Iraqi newspapers are accusing Secretary of State Colin Powell of looking for an excuse to attack Iraq. Mr. Powell addresses the United Nations Security Council later, and is expected to present evidence to back up American charges that Iraq has worked to conceal illegal arms from international inspectors.

While Secretary of State Colin Powell says he has "compelling" evidence that Iraq is hiding weapons of mass destruction, a government-run Iraqi newspaper says Mr. Powell does not have "a single piece of concrete evidence" and says he has no information other than fabricated intelligence reports.

The Iraqi daily Ath-Thawra said Mr. Powell's appearance before the U.N. Security Council is intended to seek a pretext to wage war against Iraq.

Iraqi President Saddam Hussein says Iraq is not in possession of any weapons of mass destruction, and he says Iraq has no ties to al-Qaida, which is one of the allegations Secretary Powell is expected to make when he addresses the Security Council.

In the meantime, chief U.N. weapons inspector Hans Blix told the Arabic language newspaper Al-Hayat, which is based in London, that he and Mohamed ElBaradei, the head of the International Atomic Energy Agency, will return Saturday to Baghdad with three demands. Mr. Blix says Iraq must pass a law forbidding any citizen to work with weapons of mass destruction. He said U-2 spy planes must be allowed to fly over suspected weapons sites. And, he said, Baghdad must allow Iraqi scientists to be interviewed by weapons inspectors in private.

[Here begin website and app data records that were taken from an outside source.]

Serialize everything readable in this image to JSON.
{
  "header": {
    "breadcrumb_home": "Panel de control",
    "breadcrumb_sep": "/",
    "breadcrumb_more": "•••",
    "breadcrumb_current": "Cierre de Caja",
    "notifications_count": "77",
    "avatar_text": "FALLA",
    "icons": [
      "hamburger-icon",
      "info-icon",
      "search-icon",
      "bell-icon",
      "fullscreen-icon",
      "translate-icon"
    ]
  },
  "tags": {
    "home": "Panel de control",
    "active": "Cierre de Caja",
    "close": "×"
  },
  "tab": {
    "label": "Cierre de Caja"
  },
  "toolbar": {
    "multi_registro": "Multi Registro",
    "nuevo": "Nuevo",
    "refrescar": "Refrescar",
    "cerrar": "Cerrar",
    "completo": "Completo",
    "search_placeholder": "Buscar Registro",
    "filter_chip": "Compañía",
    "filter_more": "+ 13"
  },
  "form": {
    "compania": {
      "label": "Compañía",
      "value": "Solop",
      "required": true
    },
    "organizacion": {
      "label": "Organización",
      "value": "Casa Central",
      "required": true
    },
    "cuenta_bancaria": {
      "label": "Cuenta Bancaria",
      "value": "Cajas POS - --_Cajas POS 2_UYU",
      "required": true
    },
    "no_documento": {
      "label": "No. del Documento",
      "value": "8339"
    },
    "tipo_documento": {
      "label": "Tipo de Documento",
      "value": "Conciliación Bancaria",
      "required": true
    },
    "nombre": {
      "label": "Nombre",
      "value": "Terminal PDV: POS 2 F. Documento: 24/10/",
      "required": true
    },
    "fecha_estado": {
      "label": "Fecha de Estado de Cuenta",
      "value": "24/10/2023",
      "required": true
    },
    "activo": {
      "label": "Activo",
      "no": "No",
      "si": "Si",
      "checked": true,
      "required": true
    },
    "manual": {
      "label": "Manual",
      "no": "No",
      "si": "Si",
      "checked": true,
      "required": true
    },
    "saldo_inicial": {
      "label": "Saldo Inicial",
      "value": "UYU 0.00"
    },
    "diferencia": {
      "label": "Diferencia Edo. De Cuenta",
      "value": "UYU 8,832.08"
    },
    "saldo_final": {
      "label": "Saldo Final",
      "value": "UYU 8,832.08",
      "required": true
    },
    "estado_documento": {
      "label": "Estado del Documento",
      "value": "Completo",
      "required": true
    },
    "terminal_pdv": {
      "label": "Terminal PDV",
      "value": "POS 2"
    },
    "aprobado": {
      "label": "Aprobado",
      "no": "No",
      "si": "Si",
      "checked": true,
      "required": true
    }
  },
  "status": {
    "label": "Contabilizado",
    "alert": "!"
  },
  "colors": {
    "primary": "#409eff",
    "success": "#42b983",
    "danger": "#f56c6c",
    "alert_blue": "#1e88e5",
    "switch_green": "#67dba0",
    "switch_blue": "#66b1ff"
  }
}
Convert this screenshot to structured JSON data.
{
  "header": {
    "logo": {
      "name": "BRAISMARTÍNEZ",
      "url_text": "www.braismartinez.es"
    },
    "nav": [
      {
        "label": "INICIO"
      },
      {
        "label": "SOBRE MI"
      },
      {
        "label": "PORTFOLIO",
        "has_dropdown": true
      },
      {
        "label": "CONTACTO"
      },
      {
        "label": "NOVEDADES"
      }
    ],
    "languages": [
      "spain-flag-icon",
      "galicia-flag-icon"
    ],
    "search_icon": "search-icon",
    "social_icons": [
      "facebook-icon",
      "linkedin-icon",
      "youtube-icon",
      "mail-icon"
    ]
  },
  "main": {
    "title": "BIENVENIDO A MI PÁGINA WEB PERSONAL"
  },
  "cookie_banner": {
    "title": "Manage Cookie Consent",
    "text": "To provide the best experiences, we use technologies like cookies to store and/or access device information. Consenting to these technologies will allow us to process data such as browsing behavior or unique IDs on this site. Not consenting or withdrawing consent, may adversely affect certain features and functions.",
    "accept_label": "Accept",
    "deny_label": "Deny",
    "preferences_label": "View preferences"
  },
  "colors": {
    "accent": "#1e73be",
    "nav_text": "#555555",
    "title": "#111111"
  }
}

Security Council resolution 1441 gives inspectors the right to conduct private interviews with anyone they choose. Iraqi officials say they have encouraged scientists to agree to the interviews, but so far all of the scientists have requested that Iraqi officials be present during the questioning.

Political analyst Sami Baroudi, who heads the political science department at Lebanese American University in Beirut, says it is widely believed Iraqi scientists do not want to speak to the weapons inspectors in private because they fear retribution from the Iraqi government. "I do not want to be one of those people," said Mr. Baroudi, "because I know that the minute I start talking to inspectors and no one from the government is there, I will be immediately suspected of revealing secrets, even if I have no secrets to reveal."

Even if Iraqi scientists continue to refuse to be interviewed in private, says Dan Tschirgi head of the political science department at American University in Cairo, who does not believe a case can easily be made that Iraq is not complying with the weapons inspectors.

"I think from a strictly legal standpoint it would be very, very difficult to do that. It would be very difficult," said Mr. Tschirgi. "One would have to somehow provide evidence that these scientists are coerced, in one way or another, and it is almost impossible to really prove because we are not really talking about any overt, direct, threats at this time."

Iraqi officials say they cannot force Iraqi scientists to agree to private interviews.

In Baghdad, weapons inspectors continued searching for banned nuclear, biological, and chemical weapons, visiting, among other places, rocket facilities, a former nuclear site, a laser center at Baghdad state university, and a food research center.